WHAT IS NEEDED:
Exact copies of all the records are to be printed.
════════
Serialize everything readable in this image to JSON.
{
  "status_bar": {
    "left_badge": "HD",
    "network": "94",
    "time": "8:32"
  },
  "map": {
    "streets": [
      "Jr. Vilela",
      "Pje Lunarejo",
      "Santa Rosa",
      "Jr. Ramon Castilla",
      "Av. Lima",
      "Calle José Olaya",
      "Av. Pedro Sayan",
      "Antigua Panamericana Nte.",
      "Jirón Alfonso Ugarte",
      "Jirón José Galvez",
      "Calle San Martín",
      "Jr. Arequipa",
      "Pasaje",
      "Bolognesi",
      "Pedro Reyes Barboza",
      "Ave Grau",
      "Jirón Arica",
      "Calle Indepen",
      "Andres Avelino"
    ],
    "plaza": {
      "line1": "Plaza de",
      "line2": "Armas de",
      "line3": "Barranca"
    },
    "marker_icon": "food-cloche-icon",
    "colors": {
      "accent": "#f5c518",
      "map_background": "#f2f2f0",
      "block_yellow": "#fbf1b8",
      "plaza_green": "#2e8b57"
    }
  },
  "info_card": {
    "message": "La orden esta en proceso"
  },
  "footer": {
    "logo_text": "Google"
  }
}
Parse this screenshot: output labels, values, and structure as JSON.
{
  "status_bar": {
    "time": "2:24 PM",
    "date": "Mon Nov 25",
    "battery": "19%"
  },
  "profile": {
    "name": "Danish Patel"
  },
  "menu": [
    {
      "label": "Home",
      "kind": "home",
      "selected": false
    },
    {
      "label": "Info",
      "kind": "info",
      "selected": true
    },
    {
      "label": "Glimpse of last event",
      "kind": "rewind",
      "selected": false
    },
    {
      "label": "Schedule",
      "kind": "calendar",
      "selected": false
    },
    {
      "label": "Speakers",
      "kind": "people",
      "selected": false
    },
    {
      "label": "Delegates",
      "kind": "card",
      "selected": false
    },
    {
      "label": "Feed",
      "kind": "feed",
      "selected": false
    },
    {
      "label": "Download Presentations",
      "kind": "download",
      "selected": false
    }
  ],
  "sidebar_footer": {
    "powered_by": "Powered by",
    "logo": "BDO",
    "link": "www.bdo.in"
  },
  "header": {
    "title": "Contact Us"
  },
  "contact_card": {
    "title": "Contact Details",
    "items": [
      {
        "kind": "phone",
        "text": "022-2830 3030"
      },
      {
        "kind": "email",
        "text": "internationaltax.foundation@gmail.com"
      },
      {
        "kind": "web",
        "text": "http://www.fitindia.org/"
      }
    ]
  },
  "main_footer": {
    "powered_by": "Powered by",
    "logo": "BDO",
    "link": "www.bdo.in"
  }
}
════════
FINISHED EXERCISE:
Serialize everything readable in this image to JSON.
{
  "status_bar": {
    "left_badge": "HD",
    "network": "94",
    "time": "8:32"
  },
  "map": {
    "streets": [
      "Jr. Vilela",
      "Pje Lunarejo",
      "Santa Rosa",
      "Jr. Ramon Castilla",
      "Av. Lima",
      "Calle José Olaya",
      "Av. Pedro Sayan",
      "Antigua Panamericana Nte.",
      "Jirón Alfonso Ugarte",
      "Jirón José Galvez",
      "Calle San Martín",
      "Jr. Arequipa",
      "Pasaje",
      "Bolognesi",
      "Pedro Reyes Barboza",
      "Ave Grau",
      "Jirón Arica",
      "Calle Indepen",
      "Andres Avelino"
    ],
    "plaza": {
      "line1": "Plaza de",
      "line2": "Armas de",
      "line3": "Barranca"
    },
    "marker_icon": "food-cloche-icon",
    "colors": {
      "accent": "#f5c518",
      "map_background": "#f2f2f0",
      "block_yellow": "#fbf1b8",
      "plaza_green": "#2e8b57"
    }
  },
  "info_card": {
    "message": "La orden esta en proceso"
  },
  "footer": {
    "logo_text": "Google"
  }
}
Parse this screenshot: output labels, values, and structure as JSON.
{
  "status_bar": {
    "time": "2:24 PM",
    "date": "Mon Nov 25",
    "battery": "19%"
  },
  "profile": {
    "name": "Danish Patel"
  },
  "menu": [
    {
      "label": "Home",
      "kind": "home",
      "selected": false
    },
    {
      "label": "Info",
      "kind": "info",
      "selected": true
    },
    {
      "label": "Glimpse of last event",
      "kind": "rewind",
      "selected": false
    },
    {
      "label": "Schedule",
      "kind": "calendar",
      "selected": false
    },
    {
      "label": "Speakers",
      "kind": "people",
      "selected": false
    },
    {
      "label": "Delegates",
      "kind": "card",
      "selected": false
    },
    {
      "label": "Feed",
      "kind": "feed",
      "selected": false
    },
    {
      "label": "Download Presentations",
      "kind": "download",
      "selected": false
    }
  ],
  "sidebar_footer": {
    "powered_by": "Powered by",
    "logo": "BDO",
    "link": "www.bdo.in"
  },
  "header": {
    "title": "Contact Us"
  },
  "contact_card": {
    "title": "Contact Details",
    "items": [
      {
        "kind": "phone",
        "text": "022-2830 3030"
      },
      {
        "kind": "email",
        "text": "internationaltax.foundation@gmail.com"
      },
      {
        "kind": "web",
        "text": "http://www.fitindia.org/"
      }
    ]
  },
  "main_footer": {
    "powered_by": "Powered by",
    "logo": "BDO",
    "link": "www.bdo.in"
  }
}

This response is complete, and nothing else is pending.